To discover and establish new biomarkers for AD, researchers from around the world have set certain criteria. According to these criteria, an effective biomarker should have the following characteristics:
Since the signs and symptoms of AD gradually increase over time, a regular follow-up is essential to effectively manage the disease outcome. To maintain a regular follow-up, it is important to search for biomarkers in easily collectible biofluids, such as blood, urine, and serum. To date, circulatory biomarkers which have been identified through various research findings include:
Circulatory microRNAs (miRNAs) – These are non-coding RNAs which regulate expressions of many genes through post-transcriptional gene silencing. Analysis of miRNA expression pattern in peripheral blood serves as a potential diagnostic method to detect AD. For instance, miRNAs which have shown down-regulated expressions in AD patients include miR-34a, miR-81b, and let-7f, just to name a few.
Amyloid beta in blood – Although it is an established biomarker in CSF, many studies have revealed that analysis of amyloid beta level in blood could serve as a potential new strategy to diagnose AD. In this context, measurement of high-performance plasma amyloid beta biomarkers by immunoprecipitation coupled with mass spectrometry has shown promising outcomes. However, further studies are needed to establish amyloid beta as a stable blood-based biomarker, as the plasma level of this protein differs with patient’s age, lifestyle, experimental conditions, and type of the assay.
Inflammatory markers – Inflammatory markers such as cytokines, chemokines, growth factors, binding proteins etc. are considered as valuable biomarkers to evaluate AD. Some of these biomarkers include tumor necrosis factor (TNF)-receptor 1, TNF-α, interleukin β, interferon (IFN)-γ, and transforming growth factor (TGF)-β.
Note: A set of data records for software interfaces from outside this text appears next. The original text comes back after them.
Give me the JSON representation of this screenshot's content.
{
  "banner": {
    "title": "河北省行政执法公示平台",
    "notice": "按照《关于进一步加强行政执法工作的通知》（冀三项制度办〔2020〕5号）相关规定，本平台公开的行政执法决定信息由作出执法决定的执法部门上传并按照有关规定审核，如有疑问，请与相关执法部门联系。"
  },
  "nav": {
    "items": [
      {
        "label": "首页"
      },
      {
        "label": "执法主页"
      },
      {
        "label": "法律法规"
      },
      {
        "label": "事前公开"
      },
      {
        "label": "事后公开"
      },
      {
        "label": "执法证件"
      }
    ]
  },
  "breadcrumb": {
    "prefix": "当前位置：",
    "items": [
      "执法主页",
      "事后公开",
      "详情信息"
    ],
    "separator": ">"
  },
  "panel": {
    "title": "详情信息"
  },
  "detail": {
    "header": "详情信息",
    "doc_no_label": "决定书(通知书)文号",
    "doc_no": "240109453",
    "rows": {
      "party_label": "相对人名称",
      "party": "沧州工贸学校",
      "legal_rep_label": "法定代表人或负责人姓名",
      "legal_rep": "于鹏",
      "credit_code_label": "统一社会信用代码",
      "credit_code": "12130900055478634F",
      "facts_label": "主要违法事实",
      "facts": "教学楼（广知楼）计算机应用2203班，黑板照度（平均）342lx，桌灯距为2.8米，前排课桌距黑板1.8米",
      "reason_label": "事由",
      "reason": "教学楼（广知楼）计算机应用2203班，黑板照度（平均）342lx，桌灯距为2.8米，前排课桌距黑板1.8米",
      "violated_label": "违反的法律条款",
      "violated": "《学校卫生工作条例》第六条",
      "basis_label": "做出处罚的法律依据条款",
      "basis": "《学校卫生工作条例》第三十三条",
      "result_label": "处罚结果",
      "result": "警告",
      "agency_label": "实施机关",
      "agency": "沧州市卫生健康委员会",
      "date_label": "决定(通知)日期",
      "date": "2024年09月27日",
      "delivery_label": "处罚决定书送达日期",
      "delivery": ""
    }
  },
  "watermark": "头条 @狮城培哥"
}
Oxidative stress markers – Since increased production of free radicals is a characteristic feature of degenerated brain, markers of oxidative stress have the potential to be used for AD diagnosis. Some of these biomarkers include free fatty acids, protein nitration products, DNA oxidation products, lipid peroxidation products, 4-Hydroxy 2 trans Nonenal (HNE), and advanced glycation end-products.